### AIM OF THE EXERCISE
Return each entry exactly, so that nothing in the data differs from the original.

### LISTED RECORDS

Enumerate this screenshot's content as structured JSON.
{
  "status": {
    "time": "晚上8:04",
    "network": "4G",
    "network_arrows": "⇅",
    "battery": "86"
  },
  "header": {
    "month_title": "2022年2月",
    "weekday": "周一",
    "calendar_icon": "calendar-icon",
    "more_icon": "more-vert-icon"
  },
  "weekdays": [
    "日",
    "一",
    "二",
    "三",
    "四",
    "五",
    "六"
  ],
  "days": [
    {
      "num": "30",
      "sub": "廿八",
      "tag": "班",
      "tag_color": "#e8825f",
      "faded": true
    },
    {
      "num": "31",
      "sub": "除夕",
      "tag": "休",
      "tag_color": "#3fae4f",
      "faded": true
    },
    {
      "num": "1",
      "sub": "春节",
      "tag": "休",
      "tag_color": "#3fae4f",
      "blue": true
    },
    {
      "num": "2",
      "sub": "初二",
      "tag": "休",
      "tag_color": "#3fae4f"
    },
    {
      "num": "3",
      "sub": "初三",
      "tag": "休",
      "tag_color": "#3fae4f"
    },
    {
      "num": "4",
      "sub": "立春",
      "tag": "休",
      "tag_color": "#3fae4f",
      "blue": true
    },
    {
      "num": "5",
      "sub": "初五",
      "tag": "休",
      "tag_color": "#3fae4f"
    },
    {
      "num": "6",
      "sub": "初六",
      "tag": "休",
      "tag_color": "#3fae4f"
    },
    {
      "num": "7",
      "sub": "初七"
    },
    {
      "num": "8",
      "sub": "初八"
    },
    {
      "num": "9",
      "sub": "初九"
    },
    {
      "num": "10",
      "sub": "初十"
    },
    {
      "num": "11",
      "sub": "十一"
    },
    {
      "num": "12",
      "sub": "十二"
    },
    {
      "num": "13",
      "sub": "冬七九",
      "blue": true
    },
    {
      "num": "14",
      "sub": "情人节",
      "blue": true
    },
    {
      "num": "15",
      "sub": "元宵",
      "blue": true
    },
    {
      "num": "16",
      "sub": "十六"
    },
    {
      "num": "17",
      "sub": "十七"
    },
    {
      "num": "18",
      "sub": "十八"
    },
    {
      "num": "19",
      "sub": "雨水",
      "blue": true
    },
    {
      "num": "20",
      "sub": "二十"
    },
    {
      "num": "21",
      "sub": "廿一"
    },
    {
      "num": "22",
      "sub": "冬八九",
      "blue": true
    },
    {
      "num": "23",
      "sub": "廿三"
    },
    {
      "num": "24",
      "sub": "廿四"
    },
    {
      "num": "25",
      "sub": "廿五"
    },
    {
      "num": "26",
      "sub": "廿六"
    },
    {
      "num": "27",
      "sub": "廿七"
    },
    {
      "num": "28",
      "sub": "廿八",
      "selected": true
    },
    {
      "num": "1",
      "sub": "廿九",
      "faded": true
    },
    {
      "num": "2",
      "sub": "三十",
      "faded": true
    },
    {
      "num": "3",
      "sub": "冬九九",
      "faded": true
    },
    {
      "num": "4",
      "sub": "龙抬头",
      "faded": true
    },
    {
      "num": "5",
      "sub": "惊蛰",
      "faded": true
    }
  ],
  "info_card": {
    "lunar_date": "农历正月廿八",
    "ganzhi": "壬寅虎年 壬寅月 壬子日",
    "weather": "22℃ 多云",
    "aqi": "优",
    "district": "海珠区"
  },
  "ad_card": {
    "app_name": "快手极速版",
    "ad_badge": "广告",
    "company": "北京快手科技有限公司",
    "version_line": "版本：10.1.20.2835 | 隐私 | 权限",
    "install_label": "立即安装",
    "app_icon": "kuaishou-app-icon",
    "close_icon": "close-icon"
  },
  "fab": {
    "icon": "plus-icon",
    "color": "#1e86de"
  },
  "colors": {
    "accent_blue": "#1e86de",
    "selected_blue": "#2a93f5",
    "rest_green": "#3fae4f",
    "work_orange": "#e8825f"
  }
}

### RESPONSE TO THE TASK
Enumerate this screenshot's content as structured JSON.
{
  "status": {
    "time": "晚上8:04",
    "network": "4G",
    "network_arrows": "⇅",
    "battery": "86"
  },
  "header": {
    "month_title": "2022年2月",
    "weekday": "周一",
    "calendar_icon": "calendar-icon",
    "more_icon": "more-vert-icon"
  },
  "weekdays": [
    "日",
    "一",
    "二",
    "三",
    "四",
    "五",
    "六"
  ],
  "days": [
    {
      "num": "30",
      "sub": "廿八",
      "tag": "班",
      "tag_color": "#e8825f",
      "faded": true
    },
    {
      "num": "31",
      "sub": "除夕",
      "tag": "休",
      "tag_color": "#3fae4f",
      "faded": true
    },
    {
      "num": "1",
      "sub": "春节",
      "tag": "休",
      "tag_color": "#3fae4f",
      "blue": true
    },
    {
      "num": "2",
      "sub": "初二",
      "tag": "休",
      "tag_color": "#3fae4f"
    },
    {
      "num": "3",
      "sub": "初三",
      "tag": "休",
      "tag_color": "#3fae4f"
    },
    {
      "num": "4",
      "sub": "立春",
      "tag": "休",
      "tag_color": "#3fae4f",
      "blue": true
    },
    {
      "num": "5",
      "sub": "初五",
      "tag": "休",
      "tag_color": "#3fae4f"
    },
    {
      "num": "6",
      "sub": "初六",
      "tag": "休",
      "tag_color": "#3fae4f"
    },
    {
      "num": "7",
      "sub": "初七"
    },
    {
      "num": "8",
      "sub": "初八"
    },
    {
      "num": "9",
      "sub": "初九"
    },
    {
      "num": "10",
      "sub": "初十"
    },
    {
      "num": "11",
      "sub": "十一"
    },
    {
      "num": "12",
      "sub": "十二"
    },
    {
      "num": "13",
      "sub": "冬七九",
      "blue": true
    },
    {
      "num": "14",
      "sub": "情人节",
      "blue": true
    },
    {
      "num": "15",
      "sub": "元宵",
      "blue": true
    },
    {
      "num": "16",
      "sub": "十六"
    },
    {
      "num": "17",
      "sub": "十七"
    },
    {
      "num": "18",
      "sub": "十八"
    },
    {
      "num": "19",
      "sub": "雨水",
      "blue": true
    },
    {
      "num": "20",
      "sub": "二十"
    },
    {
      "num": "21",
      "sub": "廿一"
    },
    {
      "num": "22",
      "sub": "冬八九",
      "blue": true
    },
    {
      "num": "23",
      "sub": "廿三"
    },
    {
      "num": "24",
      "sub": "廿四"
    },
    {
      "num": "25",
      "sub": "廿五"
    },
    {
      "num": "26",
      "sub": "廿六"
    },
    {
      "num": "27",
      "sub": "廿七"
    },
    {
      "num": "28",
      "sub": "廿八",
      "selected": true
    },
    {
      "num": "1",
      "sub": "廿九",
      "faded": true
    },
    {
      "num": "2",
      "sub": "三十",
      "faded": true
    },
    {
      "num": "3",
      "sub": "冬九九",
      "faded": true
    },
    {
      "num": "4",
      "sub": "龙抬头",
      "faded": true
    },
    {
      "num": "5",
      "sub": "惊蛰",
      "faded": true
    }
  ],
  "info_card": {
    "lunar_date": "农历正月廿八",
    "ganzhi": "壬寅虎年 壬寅月 壬子日",
    "weather": "22℃ 多云",
    "aqi": "优",
    "district": "海珠区"
  },
  "ad_card": {
    "app_name": "快手极速版",
    "ad_badge": "广告",
    "company": "北京快手科技有限公司",
    "version_line": "版本：10.1.20.2835 | 隐私 | 权限",
    "install_label": "立即安装",
    "app_icon": "kuaishou-app-icon",
    "close_icon": "close-icon"
  },
  "fab": {
    "icon": "plus-icon",
    "color": "#1e86de"
  },
  "colors": {
    "accent_blue": "#1e86de",
    "selected_blue": "#2a93f5",
    "rest_green": "#3fae4f",
    "work_orange": "#e8825f"
  }
}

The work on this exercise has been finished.